“With some potentially challenging months ahead, agents should look to review their COVID-19 operating plan and continue to review working practices to take all reasonable steps to help restrict the spread of the virus,” adds Offley.
£5000 boost for homeowners who install electric chargers
PRESS RELEASE via National Association of Property Buyers: Homeowners who install a charging point for electric vehicles could see the value of their property soar by as much as £5,000.
Boris Johnson announced on Monday that all new homes will have to include a charging point in the future.
Now a leading property buyers’ group says there is already evidence that those installing them now are massively benefiting.
Jonathan Rolande, from the National Association of Property Buyers (NAPB), said: “The average charge point costs around £800 and we are already recording cases where homeowners are seeing a quick return on their investment.
“The convenience of a ready-made charging point is proving popular with buyers who own an EV or intend to buy one in the near future. Currently we estimate it could add at least £3000 to £5000 to the value of a property and this trend will carry on.”
Mr Rolande said the number of properties being listed for sale which included a charging point is now five times higher than a year ago.
And he said although the NAPB “broadly welcomed” the Prime Minister’s announcements he said the Government “could and should” go further in this area.
He added: “At present over 40% of homes don’t have off road parking so we need to be thinking how property owners or those in rental accommodation will charge their vehicles. Street lighting could be used or developers could simply add numerous charging points in the street on a pay as you go basis. The Government could and should go further.”
Under new laws to be announced by Boris Johnson today (MON) supermarkets, workplaces and new housing developments were told they must have electric vehicle charge points from next year.
The aim is to create 145,000 charging points in the run-up to 2030, when sales of new petrol and diesel cars in the UK will end. The Prime Minister is expected to tell the Confederation of British Industry’s three-day online conference: “This is a pivotal moment – we cannot go on as we are. We have to adapt our economy to the green industrial revolution.

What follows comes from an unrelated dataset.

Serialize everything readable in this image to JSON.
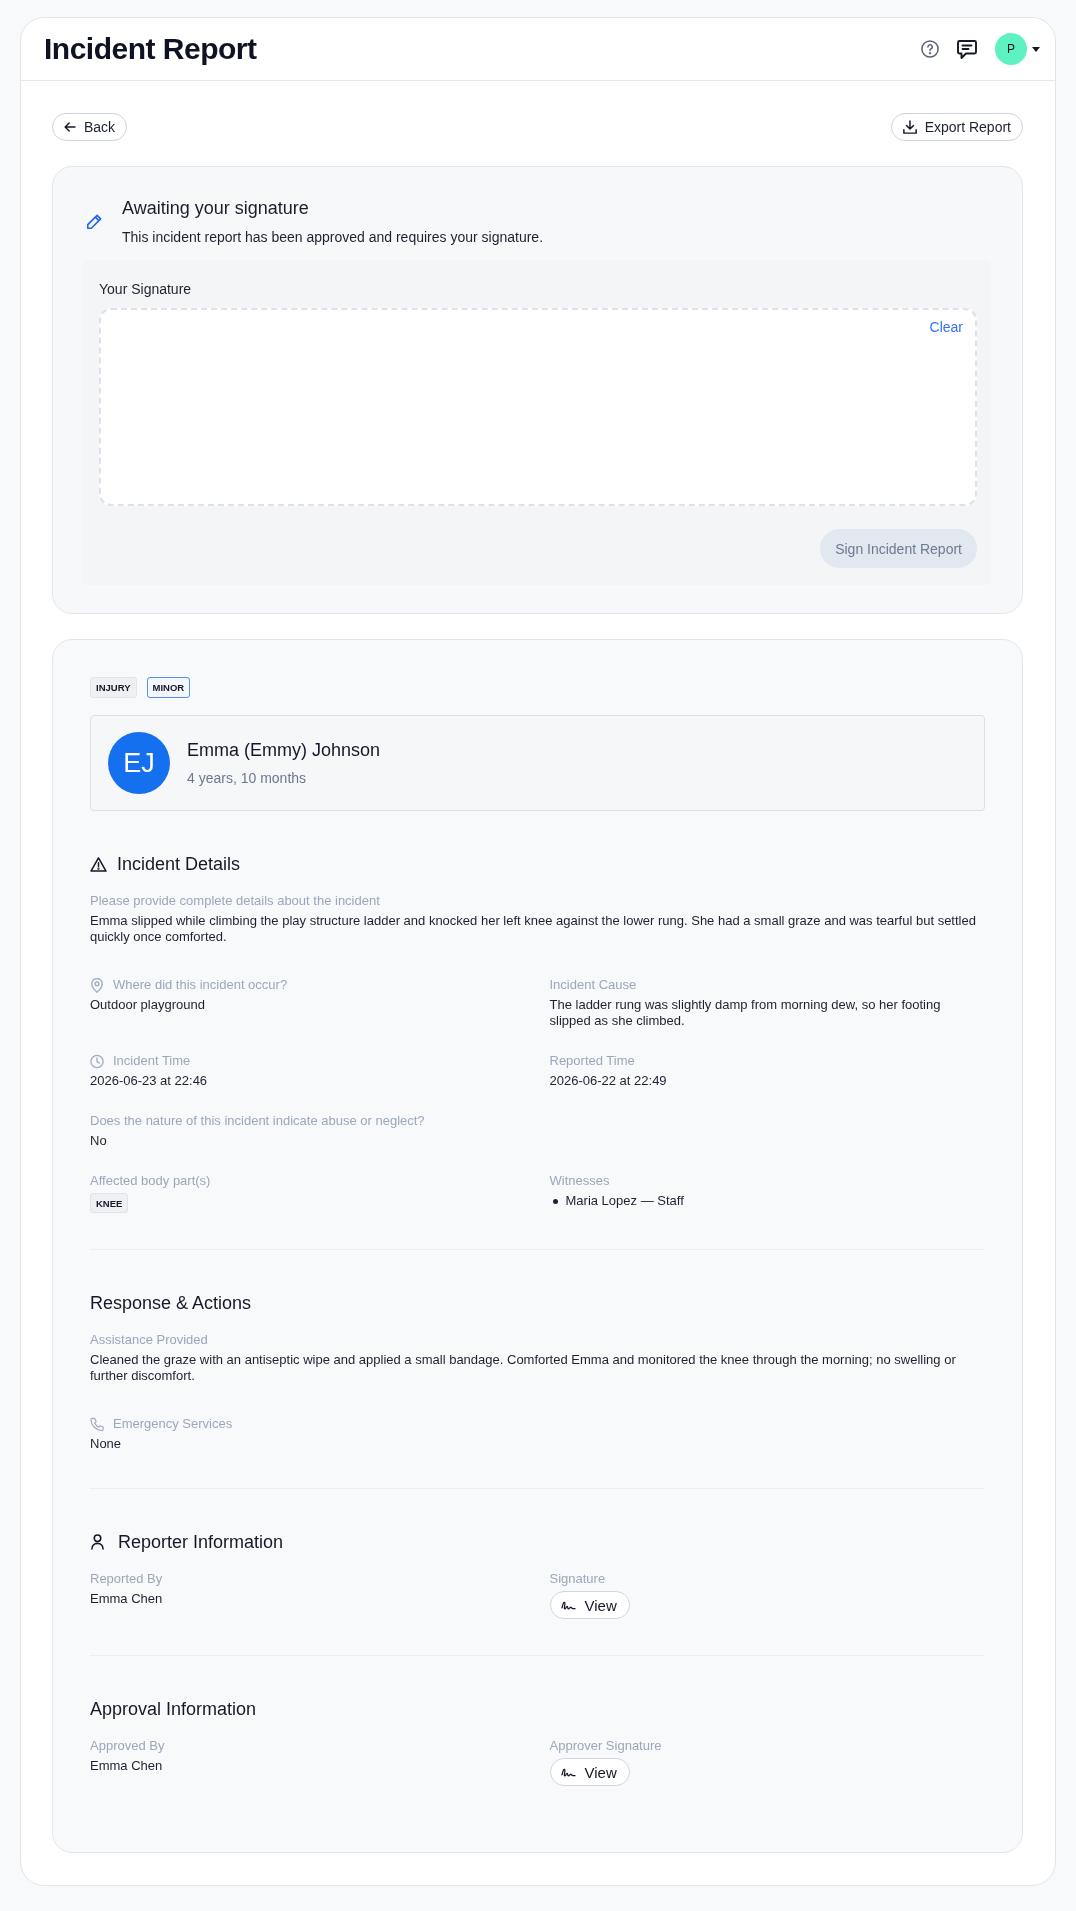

“We have to use our massive investment in science and technology and we have to raise our productivity and then we have to get out of your way.
“We must regulate less or better and take advantage of new freedoms.”
CRETI: $768 million invested in multifamily proptech this year
In the latest edition of This Week in Proptech, a US-centric weekly investment briefing issued by CRETI, the focus was on real estate technology companies building out solutions for the multifamily sector.
In partnership with the National Multifamily Housing Council, an association for leaders in the apartment industry, CRETI analysed VC investments in private companies working in the multifamily space.
The briefing states: “Since 2017, $3.04 billion has been invested in multifamily real estate technology across 193 companies at a median funding amount of $5.9 million.
“Year-over-year, the compounded rate of growth, by dollar volume, has increased by 15% with $768 million invested in multifamily real estate tech companies year to date.
The increased flow of capital has also been met with an increased flow of new companies. Since 2017, an average of 29 companies per year have raised capital at an average growth rate of 2% per year.”
After a sluggish 2020, the multi-family market looks strong, with investment in 2021, to date, within touching distance of the previous year.
In July of this year, occupancy rates rose to 96.9%, surpassing the previous record of 96.5% in 2000. With the lifting of many restrictions that impacted renters during the pandemic, and US unemployment down, more people are looking to rent a multifamily space.
2022 appears promising for multifamily proptechs looking to address current trends, not least the growth of remote work, the increase in younger people renting, and lower vacancy rates across the US.